START Dataset

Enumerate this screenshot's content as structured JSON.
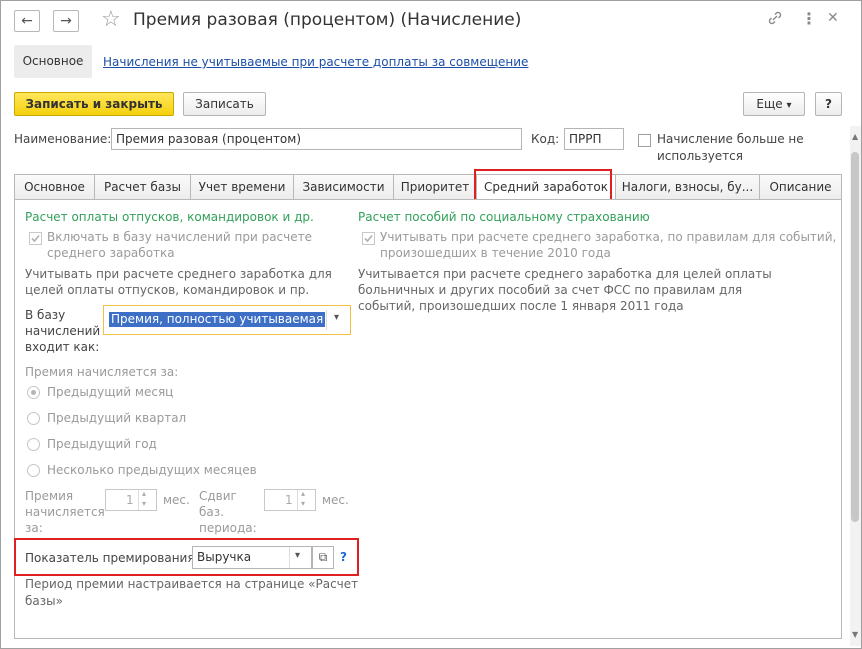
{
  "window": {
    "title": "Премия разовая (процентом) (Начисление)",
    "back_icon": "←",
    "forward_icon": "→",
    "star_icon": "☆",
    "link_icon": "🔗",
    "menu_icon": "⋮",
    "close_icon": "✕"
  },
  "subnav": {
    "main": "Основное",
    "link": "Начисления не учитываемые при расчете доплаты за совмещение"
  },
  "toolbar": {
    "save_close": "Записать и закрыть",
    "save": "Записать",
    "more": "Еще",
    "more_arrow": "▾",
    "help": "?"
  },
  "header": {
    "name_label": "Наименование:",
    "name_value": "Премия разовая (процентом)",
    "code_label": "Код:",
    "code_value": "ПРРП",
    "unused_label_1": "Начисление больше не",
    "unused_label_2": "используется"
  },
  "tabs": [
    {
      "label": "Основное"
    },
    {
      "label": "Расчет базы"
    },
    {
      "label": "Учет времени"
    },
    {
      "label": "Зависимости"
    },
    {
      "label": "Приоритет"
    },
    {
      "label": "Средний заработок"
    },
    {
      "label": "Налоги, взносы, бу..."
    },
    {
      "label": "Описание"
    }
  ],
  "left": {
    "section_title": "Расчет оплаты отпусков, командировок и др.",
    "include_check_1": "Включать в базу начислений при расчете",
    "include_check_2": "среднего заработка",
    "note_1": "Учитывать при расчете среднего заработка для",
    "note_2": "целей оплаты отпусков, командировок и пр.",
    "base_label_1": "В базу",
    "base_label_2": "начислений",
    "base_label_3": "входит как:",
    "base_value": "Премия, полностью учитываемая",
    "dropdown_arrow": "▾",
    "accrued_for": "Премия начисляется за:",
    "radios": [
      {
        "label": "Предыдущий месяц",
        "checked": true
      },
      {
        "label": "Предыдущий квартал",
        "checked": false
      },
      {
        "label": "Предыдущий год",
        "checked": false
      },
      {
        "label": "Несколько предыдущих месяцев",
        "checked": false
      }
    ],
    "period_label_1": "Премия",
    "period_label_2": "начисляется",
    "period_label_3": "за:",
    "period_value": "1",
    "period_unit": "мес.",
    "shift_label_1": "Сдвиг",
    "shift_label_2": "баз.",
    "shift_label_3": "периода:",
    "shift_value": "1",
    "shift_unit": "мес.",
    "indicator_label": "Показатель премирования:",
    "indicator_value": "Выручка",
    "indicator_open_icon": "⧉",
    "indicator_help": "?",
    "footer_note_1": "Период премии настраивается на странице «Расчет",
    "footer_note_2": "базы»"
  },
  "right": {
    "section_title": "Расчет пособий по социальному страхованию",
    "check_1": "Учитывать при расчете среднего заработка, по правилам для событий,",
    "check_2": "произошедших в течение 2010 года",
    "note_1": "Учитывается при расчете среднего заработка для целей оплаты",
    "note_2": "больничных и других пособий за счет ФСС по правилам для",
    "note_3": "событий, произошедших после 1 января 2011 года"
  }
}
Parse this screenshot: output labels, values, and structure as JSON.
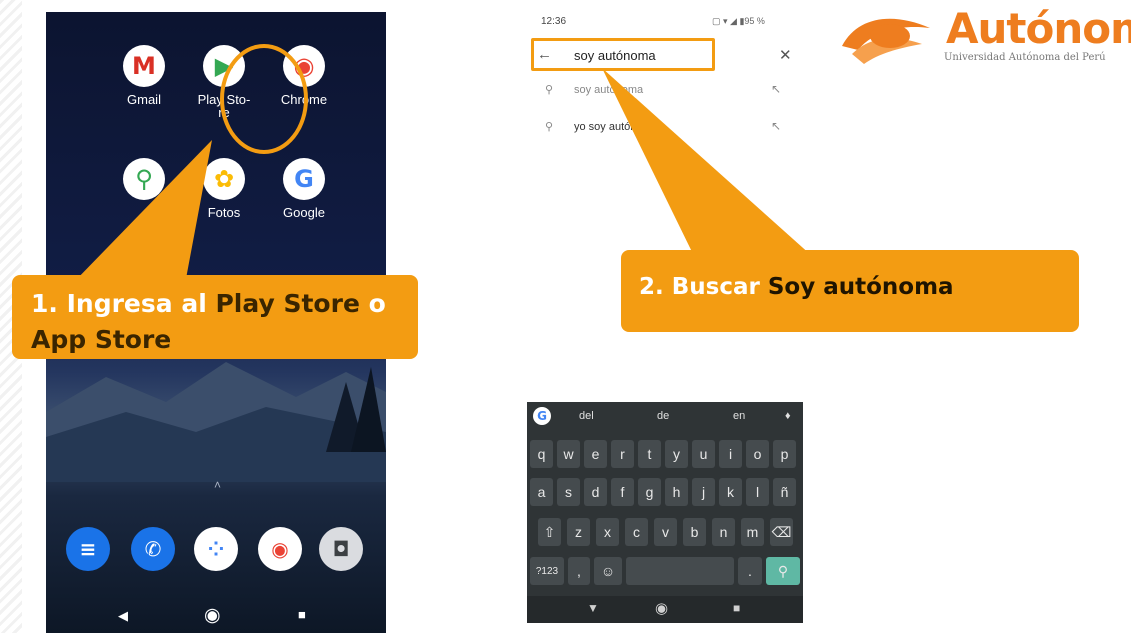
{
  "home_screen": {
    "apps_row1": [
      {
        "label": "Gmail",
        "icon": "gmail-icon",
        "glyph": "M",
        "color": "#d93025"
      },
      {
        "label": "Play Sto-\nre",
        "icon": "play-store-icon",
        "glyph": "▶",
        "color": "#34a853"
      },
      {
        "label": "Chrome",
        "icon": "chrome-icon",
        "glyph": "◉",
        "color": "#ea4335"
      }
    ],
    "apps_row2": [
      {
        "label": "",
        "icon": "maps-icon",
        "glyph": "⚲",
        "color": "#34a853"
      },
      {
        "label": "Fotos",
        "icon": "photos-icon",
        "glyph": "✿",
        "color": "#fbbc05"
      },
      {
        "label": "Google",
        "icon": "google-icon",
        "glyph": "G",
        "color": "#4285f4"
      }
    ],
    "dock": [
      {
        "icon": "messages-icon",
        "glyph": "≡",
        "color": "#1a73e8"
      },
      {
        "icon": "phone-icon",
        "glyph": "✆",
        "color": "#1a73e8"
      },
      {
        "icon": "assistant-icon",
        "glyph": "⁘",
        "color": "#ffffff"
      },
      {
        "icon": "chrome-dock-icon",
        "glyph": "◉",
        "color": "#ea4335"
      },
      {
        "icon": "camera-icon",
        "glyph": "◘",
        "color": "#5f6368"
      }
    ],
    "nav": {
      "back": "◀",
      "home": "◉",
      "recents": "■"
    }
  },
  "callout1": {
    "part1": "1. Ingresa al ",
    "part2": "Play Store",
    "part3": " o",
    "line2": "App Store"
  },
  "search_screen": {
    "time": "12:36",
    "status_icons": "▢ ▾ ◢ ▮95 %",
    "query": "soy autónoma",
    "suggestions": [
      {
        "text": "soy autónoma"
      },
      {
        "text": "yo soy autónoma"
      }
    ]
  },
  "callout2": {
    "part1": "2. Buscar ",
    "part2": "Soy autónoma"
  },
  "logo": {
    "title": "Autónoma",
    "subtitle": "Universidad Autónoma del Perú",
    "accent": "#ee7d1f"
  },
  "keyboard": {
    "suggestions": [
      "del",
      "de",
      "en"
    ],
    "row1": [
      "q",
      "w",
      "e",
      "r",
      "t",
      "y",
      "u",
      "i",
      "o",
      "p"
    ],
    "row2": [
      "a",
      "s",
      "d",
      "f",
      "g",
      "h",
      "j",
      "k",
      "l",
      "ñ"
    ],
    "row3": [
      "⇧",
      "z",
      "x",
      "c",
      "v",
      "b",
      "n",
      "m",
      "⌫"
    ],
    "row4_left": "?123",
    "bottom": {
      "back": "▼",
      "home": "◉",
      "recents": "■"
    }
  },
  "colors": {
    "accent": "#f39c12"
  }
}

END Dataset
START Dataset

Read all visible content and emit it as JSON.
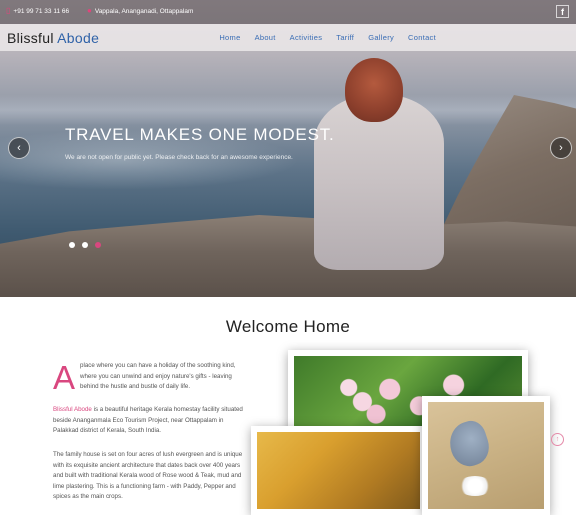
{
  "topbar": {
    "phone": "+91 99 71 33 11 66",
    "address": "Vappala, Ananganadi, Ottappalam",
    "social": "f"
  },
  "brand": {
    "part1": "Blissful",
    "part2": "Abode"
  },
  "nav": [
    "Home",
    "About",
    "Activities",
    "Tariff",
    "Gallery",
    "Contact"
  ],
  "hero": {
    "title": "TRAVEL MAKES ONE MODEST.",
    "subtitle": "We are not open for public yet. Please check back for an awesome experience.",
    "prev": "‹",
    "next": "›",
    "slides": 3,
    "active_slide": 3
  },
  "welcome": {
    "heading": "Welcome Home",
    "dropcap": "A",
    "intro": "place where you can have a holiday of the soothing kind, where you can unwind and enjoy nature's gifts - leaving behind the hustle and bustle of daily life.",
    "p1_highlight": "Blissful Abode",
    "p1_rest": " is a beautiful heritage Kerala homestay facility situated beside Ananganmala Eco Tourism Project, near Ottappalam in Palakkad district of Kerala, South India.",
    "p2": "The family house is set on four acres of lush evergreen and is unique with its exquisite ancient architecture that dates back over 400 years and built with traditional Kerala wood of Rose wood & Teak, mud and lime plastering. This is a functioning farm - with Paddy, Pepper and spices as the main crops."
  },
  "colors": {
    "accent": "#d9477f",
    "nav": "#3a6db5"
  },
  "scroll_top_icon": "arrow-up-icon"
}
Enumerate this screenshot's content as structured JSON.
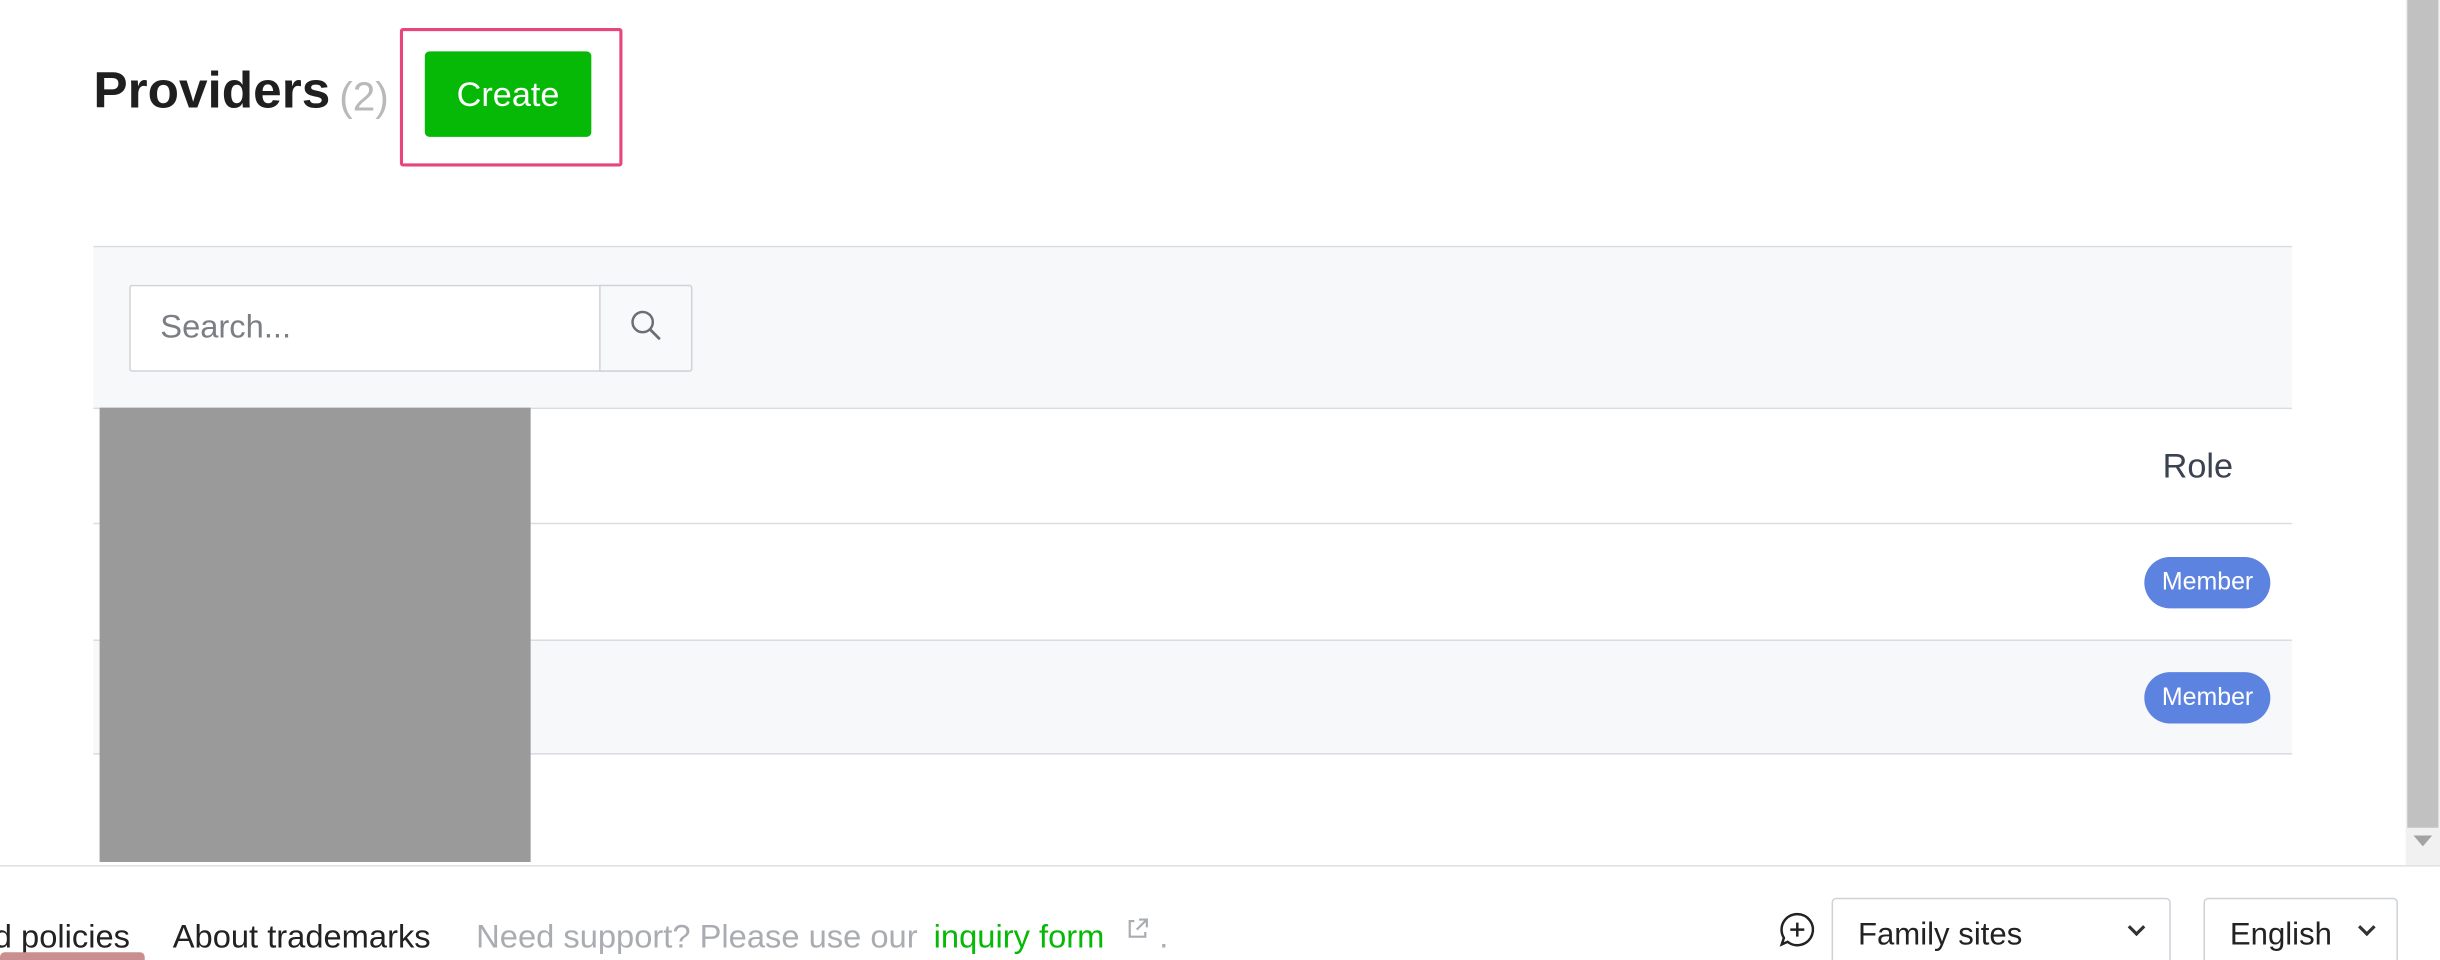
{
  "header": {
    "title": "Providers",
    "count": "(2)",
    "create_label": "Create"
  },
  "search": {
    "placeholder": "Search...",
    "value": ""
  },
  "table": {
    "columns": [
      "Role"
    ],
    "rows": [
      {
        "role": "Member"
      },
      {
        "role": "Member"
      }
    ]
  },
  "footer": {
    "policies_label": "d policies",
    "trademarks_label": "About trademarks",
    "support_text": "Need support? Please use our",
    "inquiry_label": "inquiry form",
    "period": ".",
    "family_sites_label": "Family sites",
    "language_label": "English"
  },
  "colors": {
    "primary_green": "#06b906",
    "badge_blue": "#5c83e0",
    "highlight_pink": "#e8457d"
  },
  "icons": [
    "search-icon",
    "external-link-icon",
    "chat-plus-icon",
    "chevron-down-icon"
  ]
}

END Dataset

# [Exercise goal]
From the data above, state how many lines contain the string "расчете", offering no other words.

# [Output below]
5